Task to carry out = Your answer must be every line of the data that holds the string "What".

[[ Supplied records, beginning ]]

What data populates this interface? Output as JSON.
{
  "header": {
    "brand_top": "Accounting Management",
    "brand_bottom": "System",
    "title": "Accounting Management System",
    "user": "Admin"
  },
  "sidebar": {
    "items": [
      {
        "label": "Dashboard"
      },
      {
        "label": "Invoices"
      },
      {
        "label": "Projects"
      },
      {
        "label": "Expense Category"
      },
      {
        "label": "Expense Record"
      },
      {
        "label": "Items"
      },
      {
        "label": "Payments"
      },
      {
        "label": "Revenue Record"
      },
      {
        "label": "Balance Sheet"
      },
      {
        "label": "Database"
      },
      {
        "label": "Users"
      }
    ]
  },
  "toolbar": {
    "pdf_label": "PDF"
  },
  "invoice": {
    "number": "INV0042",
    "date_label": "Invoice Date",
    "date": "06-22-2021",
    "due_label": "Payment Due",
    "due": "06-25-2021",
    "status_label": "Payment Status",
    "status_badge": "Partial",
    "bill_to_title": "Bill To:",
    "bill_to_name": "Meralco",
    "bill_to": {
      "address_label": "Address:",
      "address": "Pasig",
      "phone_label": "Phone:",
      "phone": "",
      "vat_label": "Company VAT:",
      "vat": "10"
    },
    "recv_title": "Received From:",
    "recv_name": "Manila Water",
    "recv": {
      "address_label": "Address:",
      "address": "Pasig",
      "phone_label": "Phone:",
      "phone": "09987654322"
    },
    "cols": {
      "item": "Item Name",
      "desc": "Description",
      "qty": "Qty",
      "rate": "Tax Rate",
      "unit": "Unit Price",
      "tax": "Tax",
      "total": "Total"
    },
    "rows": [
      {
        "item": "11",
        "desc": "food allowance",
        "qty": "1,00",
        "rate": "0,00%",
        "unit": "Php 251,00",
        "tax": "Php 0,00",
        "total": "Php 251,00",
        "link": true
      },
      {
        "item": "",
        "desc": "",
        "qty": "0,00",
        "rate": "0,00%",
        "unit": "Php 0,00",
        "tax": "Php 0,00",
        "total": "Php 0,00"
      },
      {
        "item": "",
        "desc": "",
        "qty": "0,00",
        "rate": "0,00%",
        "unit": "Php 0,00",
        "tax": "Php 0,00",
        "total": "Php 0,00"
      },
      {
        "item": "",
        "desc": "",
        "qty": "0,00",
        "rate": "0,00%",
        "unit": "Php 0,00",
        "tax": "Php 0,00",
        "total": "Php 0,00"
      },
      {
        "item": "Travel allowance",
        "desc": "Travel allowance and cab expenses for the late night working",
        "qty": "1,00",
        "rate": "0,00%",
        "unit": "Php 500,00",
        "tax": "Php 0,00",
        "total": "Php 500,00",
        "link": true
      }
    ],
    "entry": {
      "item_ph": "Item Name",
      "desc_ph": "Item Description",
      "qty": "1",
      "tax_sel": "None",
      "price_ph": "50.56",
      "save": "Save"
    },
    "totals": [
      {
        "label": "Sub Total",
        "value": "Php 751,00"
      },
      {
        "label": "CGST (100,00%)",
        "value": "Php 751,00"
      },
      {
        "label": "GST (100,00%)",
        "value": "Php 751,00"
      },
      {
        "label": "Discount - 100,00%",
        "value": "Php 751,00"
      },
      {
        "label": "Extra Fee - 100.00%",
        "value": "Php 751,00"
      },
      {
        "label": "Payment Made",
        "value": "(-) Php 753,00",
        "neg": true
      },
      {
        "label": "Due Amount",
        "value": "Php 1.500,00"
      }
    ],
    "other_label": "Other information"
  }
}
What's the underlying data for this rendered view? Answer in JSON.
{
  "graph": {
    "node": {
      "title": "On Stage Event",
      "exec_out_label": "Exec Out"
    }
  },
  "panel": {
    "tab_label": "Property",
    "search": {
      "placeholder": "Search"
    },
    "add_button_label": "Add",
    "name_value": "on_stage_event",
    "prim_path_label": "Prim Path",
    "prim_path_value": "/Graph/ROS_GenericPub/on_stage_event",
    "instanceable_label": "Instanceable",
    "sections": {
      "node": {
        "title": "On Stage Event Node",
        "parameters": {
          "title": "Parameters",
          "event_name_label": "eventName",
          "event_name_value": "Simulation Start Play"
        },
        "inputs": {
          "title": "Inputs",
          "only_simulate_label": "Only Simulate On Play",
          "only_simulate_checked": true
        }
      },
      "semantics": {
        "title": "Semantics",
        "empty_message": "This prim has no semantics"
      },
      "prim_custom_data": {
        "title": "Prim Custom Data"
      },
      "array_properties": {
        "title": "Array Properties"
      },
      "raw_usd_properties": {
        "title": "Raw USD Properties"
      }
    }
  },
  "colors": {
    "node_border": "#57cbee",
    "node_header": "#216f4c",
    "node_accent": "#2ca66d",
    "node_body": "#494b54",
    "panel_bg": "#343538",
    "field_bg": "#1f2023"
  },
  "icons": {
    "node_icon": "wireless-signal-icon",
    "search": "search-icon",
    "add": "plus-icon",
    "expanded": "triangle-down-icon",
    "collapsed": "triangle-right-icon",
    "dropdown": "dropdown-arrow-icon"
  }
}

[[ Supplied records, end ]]
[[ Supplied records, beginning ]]

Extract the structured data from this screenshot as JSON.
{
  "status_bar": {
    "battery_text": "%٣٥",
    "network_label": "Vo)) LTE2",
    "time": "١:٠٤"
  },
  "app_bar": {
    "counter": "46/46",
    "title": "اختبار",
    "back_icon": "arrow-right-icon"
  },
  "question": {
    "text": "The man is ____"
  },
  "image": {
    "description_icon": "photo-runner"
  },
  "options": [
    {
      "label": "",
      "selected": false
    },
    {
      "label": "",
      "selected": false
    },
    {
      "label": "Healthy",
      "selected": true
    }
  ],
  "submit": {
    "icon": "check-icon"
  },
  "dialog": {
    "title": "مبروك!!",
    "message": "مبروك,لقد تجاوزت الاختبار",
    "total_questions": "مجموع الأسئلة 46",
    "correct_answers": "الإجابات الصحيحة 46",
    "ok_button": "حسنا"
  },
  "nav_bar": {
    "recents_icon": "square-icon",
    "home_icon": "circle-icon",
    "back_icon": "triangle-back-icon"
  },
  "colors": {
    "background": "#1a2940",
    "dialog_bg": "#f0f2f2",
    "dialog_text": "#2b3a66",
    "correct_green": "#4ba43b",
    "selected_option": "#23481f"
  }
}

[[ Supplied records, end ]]

Solution to this exercise =
What data populates this interface? Output as JSON.
What's the underlying data for this rendered view? Answer in JSON.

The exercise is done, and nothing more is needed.